Sorry for this post being late in the day – I didn’t have an opportunity to post on the blog before school this morning. I saw that a lot of you have entered your Friday movement via comments already, thank you!
My movement for today was walking hilly foothills streets a total of about 25 blocks plus 30 minutes of Bikram yoga.
I’m SO happy it’s Friday. One more week of class and then we get a little break for the holidays – woot woot! Although I do have to say that this week has been really fun. We’ve been preserving, making agar jams, making fruit leather, sauerkraut, coconut kefir, etc.
I got to bring home some fresh whey made from raw goat milk, so I decided to swing into the store and pick up some cabbage and make my own batch of sauerkraut at home.
I can start eating it after 3 days. I’m very excited! If you are buying your sauerkraut on the shelf at your grocery store, it’d been pasteurized (meaning it’s been heated so darned hot, there’s just not much left in the way of nutrients). If you make your own fermented sauerkraut at home (or buy a brand that is refrigerated and confirmed as not being pasteurized) then you get the benefit of the probiotics, live enzymes, and the Vitamin C content is further enhanced. If you’d like to read more about fermented sauerkraut, click HERE. And click HERE for the exact recipe I used (from Nourishing Traditions by Sally Fallon). Now you can start making your own!
In case you are wondering why I chose to use red cabbage over green, here is a little snippet of health info for you:
Red Cabbage: Members of the cruciferous family, such as cabbage, should be eaten on a regular basis in order to reduce the risk of cancer, according to the American Cancer Society (Murray 2005, 177). But red cabbage has even more protective phytonutrients than green cabbage: per 100 grams, red cabbage contains 196mg of polyphenols, while green cabbage only provides 45mg (www.whfoods.com). And red cabbage has six to eight times more Vitamin C than green cabbage with 50% of the RDA per cooked cup, and 91% of the RDA for Vitamin K (www.whfoods.com).
Do you make your own fermented products, such as kefir or sauerkraut?

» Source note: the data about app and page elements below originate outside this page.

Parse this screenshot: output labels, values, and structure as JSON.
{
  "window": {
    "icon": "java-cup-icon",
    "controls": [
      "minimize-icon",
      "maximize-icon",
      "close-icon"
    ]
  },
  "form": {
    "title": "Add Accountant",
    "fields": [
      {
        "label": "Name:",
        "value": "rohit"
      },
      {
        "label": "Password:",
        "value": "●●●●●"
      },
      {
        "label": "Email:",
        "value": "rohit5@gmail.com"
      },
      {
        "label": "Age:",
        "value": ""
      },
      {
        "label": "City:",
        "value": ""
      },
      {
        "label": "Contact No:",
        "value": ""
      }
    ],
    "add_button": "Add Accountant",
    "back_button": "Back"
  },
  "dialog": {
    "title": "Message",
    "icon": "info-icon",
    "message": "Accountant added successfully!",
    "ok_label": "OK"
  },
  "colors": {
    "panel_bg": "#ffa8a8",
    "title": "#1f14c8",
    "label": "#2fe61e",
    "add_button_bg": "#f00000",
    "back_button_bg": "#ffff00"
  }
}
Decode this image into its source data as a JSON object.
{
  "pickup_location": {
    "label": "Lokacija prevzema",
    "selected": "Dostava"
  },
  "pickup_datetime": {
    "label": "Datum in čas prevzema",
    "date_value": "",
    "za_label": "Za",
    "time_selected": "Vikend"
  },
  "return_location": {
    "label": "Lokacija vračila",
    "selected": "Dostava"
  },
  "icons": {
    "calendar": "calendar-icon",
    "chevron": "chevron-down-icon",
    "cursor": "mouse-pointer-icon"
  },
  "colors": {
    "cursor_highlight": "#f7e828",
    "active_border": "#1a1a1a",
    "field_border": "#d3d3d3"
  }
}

What’s your favorite?
Hope you are having a FABULOUS Friday! See you soon!
– Shari B. =)
Murray, Michael. The Encyclopedia of Healing Foods. New York, NY: Atria Books, 2005
The World’s Healthiest Foods’ www address www.whfoods.com